His paper looked at the concept of well-being and introduced a new measure for determining one's everyday quality of life (EQL). He looked at the link between a person's level of well-being and how people process information and make decisions, especially those about buying brands. He also looked at how this affects people's perceptions of their economic future and their consumer confidence.

"Today, there is an increasing call for marketers to look beyond the term 'consumers' and to understand people more holistically", he said. "That is what EQL is all about. And it turns out that one's level of well-being also affects how we decide what brands to buy."

This is the sixth time that Neil Higgs has won the best paper award at the annual SAMRA Convention and the second time in two years – last year, it was his work on measuring peoples' socio-economic standing in life that won him the top award.

Research Surveys also fielded two other speakers. Claudia Fenor spoke about how the criteria and processes involved in buying research differ for commercial clients and clients who have to go the tender route. She outlined the necessity for good client relationship management in order to capitalise on the opportunities offered by public services clients. Her paper was widely praised for its openness and for her willingness to share some of her trade secrets. Shaun Dix, of Research Surveys' Webchek division, presented a paper on some of the alternative ways people in under-privileged areas are gaining access to computers and the internet. He showed that we must be careful about the reported figures on internet penetration and that we need to take these new initiatives into account in understanding internet penetration. His presentation was very well-received and opened many people's eyes to the need for lateral thinking in research.
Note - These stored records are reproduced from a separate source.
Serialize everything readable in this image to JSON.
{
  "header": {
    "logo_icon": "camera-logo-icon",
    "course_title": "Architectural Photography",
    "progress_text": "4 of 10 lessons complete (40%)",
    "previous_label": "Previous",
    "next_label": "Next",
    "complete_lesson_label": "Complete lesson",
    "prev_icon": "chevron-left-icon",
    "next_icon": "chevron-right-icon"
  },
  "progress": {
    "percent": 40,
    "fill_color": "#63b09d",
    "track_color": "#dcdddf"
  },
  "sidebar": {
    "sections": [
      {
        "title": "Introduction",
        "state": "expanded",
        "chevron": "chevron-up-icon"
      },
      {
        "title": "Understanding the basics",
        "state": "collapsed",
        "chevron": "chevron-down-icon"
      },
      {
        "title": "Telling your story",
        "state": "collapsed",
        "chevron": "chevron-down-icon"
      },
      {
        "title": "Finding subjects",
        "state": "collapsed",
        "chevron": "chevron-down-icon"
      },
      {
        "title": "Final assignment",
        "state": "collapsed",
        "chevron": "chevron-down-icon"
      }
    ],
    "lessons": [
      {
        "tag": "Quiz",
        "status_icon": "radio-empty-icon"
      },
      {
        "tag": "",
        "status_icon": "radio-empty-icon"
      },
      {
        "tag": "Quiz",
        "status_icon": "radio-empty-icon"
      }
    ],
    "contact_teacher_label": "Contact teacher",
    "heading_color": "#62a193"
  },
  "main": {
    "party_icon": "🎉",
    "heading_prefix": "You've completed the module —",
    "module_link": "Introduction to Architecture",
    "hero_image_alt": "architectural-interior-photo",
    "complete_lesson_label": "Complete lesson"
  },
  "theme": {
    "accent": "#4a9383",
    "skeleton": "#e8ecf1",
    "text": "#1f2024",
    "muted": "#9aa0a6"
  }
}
Editorial contact

Research Surveys
Kim O'Hagan
(011) 712 - 9722

11 May 2003 23:45